# ABOUT THIS EXERCISE
Within the records below, filter for lines carrying the word "операции" and copy them.

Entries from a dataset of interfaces
********

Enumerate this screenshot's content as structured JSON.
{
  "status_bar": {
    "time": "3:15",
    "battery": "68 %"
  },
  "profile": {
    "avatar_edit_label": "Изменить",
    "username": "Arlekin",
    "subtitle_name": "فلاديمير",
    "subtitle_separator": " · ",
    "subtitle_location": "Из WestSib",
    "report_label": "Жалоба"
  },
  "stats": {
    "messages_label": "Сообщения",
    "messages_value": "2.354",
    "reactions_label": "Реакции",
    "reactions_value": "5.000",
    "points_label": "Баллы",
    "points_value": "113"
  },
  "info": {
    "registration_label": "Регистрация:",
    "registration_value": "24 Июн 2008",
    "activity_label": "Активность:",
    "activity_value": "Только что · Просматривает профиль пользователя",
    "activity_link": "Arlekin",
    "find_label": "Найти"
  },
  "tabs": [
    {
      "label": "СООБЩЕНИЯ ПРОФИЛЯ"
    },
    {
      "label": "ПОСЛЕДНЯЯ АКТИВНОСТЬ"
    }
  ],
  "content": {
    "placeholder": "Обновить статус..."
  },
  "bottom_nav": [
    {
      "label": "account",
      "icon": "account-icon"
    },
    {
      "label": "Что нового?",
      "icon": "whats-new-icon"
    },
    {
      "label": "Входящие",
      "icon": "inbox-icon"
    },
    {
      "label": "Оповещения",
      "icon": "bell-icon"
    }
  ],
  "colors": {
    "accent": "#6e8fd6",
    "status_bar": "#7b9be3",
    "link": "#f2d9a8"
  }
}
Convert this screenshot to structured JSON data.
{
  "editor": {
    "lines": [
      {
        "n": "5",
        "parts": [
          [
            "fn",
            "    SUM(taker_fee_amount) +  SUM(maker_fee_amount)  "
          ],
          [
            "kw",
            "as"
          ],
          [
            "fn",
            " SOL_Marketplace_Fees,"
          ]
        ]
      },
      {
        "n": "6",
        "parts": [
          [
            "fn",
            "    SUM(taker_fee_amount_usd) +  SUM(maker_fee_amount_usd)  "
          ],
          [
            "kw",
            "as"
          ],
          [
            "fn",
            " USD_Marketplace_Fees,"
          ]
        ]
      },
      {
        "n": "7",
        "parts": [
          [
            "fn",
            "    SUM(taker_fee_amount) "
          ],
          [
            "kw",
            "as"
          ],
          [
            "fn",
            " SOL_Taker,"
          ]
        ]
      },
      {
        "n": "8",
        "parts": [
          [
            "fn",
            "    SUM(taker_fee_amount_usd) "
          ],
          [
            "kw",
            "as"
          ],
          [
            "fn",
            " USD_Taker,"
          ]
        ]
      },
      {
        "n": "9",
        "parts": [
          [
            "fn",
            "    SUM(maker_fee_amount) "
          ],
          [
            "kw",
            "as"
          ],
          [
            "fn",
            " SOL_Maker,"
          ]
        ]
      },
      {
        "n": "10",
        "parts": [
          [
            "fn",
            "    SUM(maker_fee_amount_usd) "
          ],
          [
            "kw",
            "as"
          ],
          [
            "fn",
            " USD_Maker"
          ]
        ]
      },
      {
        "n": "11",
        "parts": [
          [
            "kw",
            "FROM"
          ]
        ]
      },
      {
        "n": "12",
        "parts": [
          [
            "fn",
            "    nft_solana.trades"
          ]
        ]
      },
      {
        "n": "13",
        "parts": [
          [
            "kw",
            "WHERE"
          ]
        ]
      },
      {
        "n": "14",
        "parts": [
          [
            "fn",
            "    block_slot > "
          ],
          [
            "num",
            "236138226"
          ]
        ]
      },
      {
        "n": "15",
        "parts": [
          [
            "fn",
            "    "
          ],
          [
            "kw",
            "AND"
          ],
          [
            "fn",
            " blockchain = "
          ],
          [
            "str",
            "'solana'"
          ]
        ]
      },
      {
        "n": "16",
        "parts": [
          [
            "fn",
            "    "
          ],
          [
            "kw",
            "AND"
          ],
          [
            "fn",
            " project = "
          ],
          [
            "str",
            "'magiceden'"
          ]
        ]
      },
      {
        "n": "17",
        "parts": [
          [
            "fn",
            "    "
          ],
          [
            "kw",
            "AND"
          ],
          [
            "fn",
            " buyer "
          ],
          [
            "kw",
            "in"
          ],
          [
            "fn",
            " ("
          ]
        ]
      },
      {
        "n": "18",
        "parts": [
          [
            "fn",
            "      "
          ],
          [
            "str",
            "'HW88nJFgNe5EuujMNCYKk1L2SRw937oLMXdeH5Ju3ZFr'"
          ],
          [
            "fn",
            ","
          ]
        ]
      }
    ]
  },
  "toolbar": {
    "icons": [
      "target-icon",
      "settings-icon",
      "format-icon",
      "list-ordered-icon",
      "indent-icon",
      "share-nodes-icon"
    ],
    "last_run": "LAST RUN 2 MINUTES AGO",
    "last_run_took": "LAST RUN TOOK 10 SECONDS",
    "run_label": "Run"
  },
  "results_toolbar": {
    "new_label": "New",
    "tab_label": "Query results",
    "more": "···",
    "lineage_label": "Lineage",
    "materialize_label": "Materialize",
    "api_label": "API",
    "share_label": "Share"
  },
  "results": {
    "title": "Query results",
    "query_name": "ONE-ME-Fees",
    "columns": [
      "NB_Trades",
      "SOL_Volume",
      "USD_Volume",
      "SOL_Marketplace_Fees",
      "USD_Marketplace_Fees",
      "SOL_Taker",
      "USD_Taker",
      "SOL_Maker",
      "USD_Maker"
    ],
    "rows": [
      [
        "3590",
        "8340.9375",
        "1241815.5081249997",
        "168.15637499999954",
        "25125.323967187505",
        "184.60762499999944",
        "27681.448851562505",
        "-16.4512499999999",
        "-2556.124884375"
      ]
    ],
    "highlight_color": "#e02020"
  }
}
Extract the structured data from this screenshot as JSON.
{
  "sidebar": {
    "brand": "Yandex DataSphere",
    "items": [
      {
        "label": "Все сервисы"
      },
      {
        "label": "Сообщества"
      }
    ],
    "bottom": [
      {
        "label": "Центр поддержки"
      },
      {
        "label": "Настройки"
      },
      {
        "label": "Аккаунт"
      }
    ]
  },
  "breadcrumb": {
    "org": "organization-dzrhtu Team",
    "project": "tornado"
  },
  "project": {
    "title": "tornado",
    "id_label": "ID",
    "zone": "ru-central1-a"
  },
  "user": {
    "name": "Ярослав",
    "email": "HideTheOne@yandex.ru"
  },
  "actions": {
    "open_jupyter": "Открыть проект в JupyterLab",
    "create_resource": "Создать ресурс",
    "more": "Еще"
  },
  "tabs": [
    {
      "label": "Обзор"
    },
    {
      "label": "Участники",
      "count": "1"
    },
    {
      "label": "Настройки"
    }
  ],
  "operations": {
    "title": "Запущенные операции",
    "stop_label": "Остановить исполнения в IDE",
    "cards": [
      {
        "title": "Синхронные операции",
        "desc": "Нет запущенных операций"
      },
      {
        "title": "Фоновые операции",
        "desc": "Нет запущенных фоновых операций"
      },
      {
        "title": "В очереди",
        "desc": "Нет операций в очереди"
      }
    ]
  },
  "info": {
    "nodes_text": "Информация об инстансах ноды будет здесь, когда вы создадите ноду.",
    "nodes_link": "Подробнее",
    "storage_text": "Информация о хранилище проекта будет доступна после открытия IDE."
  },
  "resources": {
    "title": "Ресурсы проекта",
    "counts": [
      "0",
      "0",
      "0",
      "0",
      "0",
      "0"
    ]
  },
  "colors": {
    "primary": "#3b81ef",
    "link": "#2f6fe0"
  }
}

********

# RESULT BELOW
    "title": "Запущенные операции",
        "title": "Синхронные операции",
        "title": "Фоновые операции",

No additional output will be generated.